TASK DIRECTIONS.
Search the entries for the word "title" and return every line where it is found.

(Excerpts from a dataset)
******************************

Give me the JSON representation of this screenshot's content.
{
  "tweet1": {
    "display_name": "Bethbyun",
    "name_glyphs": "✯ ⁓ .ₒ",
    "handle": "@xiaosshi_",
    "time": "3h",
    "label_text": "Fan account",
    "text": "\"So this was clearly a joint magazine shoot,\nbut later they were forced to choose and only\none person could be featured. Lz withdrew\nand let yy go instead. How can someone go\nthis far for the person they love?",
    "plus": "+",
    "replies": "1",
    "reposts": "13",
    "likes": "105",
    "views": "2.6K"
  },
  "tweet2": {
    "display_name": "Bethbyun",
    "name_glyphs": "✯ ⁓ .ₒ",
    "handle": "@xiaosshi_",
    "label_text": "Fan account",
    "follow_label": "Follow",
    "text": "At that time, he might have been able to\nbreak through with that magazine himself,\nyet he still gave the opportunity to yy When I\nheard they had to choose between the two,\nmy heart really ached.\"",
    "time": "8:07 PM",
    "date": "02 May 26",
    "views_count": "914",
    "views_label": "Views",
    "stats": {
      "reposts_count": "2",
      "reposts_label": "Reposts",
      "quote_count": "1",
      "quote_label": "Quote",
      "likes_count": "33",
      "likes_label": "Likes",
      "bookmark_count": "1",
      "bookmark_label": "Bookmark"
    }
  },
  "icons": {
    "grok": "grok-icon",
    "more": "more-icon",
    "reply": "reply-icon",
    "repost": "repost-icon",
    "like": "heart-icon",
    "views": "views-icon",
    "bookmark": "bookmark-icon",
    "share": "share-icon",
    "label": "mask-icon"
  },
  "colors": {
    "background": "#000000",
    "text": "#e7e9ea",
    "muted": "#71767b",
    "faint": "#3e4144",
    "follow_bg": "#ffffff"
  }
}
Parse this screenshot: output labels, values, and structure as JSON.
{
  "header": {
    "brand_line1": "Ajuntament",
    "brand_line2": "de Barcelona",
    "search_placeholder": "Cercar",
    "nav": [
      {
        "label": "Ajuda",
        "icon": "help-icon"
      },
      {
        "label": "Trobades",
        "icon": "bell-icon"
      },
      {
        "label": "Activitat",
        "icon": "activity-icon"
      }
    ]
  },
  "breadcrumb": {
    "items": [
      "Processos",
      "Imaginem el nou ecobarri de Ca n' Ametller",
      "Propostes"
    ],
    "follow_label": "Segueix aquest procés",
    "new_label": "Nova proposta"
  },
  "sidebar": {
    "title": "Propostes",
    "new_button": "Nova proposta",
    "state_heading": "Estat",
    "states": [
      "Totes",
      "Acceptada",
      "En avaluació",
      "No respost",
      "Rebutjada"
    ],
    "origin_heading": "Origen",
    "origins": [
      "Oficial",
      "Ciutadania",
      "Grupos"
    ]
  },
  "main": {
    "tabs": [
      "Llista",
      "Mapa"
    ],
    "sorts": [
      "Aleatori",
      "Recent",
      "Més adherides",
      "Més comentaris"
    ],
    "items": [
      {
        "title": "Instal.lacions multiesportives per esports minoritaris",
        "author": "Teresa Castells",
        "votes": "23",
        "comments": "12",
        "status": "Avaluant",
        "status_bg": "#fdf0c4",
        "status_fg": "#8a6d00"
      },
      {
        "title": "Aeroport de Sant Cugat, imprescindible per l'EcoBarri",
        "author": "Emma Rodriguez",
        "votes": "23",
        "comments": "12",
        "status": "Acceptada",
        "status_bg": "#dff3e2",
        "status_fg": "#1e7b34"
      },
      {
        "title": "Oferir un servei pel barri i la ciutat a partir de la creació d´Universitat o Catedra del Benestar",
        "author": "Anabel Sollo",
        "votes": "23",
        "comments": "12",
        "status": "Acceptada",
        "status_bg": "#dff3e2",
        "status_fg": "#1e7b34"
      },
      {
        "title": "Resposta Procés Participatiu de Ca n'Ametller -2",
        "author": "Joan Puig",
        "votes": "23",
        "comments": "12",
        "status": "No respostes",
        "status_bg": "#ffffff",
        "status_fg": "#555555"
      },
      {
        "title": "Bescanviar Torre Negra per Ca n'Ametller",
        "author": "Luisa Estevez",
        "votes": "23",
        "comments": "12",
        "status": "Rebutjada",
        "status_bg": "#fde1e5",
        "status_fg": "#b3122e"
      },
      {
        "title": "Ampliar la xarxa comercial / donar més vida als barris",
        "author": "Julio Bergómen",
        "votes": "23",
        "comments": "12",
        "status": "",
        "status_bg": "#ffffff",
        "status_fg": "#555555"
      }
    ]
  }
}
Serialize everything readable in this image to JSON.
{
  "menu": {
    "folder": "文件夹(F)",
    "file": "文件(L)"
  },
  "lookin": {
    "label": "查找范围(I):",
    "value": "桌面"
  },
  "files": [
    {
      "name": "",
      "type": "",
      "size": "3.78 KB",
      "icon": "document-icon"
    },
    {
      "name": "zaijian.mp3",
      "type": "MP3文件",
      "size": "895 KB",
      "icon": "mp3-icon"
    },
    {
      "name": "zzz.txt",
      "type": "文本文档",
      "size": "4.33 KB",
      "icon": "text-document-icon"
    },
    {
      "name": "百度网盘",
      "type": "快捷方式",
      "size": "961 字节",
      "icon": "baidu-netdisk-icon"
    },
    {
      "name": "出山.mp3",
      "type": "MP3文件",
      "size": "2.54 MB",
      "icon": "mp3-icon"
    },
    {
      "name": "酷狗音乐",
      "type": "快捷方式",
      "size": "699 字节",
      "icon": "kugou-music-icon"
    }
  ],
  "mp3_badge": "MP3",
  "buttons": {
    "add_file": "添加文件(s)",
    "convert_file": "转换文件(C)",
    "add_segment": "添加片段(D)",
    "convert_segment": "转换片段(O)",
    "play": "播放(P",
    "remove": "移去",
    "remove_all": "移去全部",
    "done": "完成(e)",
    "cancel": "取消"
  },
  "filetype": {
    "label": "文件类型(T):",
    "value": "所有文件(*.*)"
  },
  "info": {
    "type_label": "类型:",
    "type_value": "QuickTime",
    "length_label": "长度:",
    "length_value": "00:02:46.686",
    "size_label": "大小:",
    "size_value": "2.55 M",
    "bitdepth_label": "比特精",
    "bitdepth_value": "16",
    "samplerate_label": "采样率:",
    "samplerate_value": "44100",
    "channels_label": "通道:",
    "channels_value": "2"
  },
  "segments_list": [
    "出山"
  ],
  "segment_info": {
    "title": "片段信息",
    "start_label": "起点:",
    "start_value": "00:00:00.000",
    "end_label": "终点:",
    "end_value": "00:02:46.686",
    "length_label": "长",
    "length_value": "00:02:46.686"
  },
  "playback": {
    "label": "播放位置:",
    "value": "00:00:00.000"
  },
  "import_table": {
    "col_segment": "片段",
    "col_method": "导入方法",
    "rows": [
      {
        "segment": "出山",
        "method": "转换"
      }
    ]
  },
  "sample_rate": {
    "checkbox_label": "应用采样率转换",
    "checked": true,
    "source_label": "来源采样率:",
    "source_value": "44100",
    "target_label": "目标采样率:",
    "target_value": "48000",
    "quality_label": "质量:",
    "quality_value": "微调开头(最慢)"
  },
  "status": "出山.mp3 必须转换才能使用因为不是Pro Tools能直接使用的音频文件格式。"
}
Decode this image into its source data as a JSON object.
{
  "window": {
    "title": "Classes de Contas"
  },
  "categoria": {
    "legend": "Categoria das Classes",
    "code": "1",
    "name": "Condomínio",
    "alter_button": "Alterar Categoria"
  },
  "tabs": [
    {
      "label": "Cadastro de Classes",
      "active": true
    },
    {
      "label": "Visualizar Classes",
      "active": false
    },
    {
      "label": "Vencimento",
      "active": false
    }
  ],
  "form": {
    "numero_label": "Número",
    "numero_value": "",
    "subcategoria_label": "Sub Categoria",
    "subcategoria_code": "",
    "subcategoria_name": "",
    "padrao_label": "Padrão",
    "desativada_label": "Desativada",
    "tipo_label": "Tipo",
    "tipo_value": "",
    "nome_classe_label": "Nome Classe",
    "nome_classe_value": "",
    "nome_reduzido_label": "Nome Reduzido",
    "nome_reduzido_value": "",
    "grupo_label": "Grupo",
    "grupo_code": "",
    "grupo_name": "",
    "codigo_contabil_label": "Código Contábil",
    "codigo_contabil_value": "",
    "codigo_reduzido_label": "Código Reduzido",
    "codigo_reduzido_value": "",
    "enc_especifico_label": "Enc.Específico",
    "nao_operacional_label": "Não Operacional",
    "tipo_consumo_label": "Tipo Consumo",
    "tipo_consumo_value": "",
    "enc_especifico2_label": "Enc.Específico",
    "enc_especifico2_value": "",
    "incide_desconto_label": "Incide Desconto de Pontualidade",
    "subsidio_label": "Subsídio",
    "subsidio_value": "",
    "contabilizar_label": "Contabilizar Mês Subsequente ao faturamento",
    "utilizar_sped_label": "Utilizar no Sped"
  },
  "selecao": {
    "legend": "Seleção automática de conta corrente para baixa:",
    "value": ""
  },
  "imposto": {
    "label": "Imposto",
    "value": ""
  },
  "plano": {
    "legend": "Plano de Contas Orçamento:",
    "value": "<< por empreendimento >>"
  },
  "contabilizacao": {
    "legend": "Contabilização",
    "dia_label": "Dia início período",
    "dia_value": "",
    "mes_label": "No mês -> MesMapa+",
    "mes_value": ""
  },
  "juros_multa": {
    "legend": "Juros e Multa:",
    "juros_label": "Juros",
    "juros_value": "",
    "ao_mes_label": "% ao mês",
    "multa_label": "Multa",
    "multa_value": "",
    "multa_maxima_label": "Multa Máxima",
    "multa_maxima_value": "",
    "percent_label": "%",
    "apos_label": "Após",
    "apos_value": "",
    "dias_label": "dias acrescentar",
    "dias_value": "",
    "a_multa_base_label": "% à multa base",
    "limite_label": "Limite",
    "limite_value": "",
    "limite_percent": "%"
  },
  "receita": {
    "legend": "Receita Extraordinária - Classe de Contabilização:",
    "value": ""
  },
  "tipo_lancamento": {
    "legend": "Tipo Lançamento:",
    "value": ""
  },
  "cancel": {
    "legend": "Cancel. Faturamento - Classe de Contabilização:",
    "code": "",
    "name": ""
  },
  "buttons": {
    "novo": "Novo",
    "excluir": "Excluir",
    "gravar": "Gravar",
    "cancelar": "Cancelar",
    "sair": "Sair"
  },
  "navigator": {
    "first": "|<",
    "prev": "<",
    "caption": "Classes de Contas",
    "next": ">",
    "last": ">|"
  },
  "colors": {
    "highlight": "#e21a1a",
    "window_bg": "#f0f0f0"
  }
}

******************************

RESULT BELOW.
    "title": "Propostes",
        "title": "Instal.lacions multiesportives per esports minoritaris",
        "title": "Aeroport de Sant Cugat, imprescindible per l'EcoBarri",
        "title": "Oferir un servei pel barri i la ciutat a partir de la creació d´Universitat o Catedra del Benestar",
        "title": "Resposta Procés Participatiu de Ca n'Ametller -2",
        "title": "Bescanviar Torre Negra per Ca n'Ametller",
        "title": "Ampliar la xarxa comercial / donar més vida als barris",
    "title": "片段信息",
    "title": "Classes de Contas"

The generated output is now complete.